Assignment: Only lines with the word "button" are needed; collect each of them from the listing below.

Excerpted data:

== Segment start ==

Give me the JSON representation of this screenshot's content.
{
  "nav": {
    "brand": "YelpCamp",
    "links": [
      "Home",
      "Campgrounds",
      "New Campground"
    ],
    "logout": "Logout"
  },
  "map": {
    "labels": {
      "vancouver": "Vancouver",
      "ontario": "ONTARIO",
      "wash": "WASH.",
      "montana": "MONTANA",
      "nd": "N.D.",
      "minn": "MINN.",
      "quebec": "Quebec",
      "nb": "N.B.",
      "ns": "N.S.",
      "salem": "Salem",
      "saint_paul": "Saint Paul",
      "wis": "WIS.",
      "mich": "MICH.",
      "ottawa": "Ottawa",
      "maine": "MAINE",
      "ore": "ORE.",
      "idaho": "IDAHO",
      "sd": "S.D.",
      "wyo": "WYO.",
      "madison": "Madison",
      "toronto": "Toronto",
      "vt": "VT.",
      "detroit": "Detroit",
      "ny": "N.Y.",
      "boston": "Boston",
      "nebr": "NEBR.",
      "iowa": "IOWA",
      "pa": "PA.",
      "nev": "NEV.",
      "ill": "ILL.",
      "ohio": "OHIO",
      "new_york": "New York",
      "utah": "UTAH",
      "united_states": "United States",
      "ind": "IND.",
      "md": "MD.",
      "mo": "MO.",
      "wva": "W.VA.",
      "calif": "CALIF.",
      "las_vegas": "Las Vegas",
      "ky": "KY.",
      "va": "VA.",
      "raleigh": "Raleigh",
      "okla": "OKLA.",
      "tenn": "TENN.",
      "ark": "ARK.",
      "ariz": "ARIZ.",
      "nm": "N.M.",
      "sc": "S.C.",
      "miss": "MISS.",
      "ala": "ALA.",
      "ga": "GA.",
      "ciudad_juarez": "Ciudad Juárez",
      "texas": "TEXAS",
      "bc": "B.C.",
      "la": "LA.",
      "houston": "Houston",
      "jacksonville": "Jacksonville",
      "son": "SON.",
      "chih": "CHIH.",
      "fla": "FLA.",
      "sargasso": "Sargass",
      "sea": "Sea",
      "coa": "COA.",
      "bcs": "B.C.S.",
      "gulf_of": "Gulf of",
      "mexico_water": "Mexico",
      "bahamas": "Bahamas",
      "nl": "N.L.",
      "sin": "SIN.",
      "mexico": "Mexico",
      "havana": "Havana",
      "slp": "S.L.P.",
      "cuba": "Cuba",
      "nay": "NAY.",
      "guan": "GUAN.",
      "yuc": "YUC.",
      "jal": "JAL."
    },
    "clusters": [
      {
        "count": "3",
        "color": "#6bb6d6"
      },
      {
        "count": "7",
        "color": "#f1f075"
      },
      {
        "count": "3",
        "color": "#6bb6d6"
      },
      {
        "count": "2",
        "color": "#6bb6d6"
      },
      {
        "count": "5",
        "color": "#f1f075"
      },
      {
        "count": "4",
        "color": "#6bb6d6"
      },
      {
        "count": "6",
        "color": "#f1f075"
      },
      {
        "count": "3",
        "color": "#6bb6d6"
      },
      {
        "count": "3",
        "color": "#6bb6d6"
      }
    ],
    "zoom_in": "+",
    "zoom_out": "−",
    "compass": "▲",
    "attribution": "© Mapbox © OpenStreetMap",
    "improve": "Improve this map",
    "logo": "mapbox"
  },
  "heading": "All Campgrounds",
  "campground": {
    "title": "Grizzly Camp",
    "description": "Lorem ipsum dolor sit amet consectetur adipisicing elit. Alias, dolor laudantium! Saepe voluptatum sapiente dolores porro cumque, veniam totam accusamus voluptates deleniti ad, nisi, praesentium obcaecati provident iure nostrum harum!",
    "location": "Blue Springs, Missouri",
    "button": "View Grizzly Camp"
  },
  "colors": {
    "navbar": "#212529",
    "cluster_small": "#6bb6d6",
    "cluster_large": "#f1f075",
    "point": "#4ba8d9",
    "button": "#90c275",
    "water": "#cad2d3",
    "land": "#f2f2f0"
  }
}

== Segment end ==

Task solution:
    "button": "View Grizzly Camp"
    "button": "#90c275",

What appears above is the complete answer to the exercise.